• **ACTIVITY**:
Print the entries once more, unchanged.

• **RECORDS FOR PROCESSING**:
※ ※ ※

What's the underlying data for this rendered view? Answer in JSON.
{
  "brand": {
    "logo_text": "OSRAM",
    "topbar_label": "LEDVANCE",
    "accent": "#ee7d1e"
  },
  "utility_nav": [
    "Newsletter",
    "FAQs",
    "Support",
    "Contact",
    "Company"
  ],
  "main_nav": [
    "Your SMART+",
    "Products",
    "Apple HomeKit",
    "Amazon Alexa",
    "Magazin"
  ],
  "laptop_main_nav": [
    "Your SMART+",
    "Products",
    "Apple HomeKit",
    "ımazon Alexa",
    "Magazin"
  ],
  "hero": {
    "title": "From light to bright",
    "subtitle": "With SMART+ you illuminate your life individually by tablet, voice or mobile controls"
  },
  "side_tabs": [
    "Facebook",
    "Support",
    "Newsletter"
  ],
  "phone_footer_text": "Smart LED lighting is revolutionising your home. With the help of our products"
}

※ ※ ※

• **ANSWER TO THE EXERCISE**:
What's the underlying data for this rendered view? Answer in JSON.
{
  "brand": {
    "logo_text": "OSRAM",
    "topbar_label": "LEDVANCE",
    "accent": "#ee7d1e"
  },
  "utility_nav": [
    "Newsletter",
    "FAQs",
    "Support",
    "Contact",
    "Company"
  ],
  "main_nav": [
    "Your SMART+",
    "Products",
    "Apple HomeKit",
    "Amazon Alexa",
    "Magazin"
  ],
  "laptop_main_nav": [
    "Your SMART+",
    "Products",
    "Apple HomeKit",
    "ımazon Alexa",
    "Magazin"
  ],
  "hero": {
    "title": "From light to bright",
    "subtitle": "With SMART+ you illuminate your life individually by tablet, voice or mobile controls"
  },
  "side_tabs": [
    "Facebook",
    "Support",
    "Newsletter"
  ],
  "phone_footer_text": "Smart LED lighting is revolutionising your home. With the help of our products"
}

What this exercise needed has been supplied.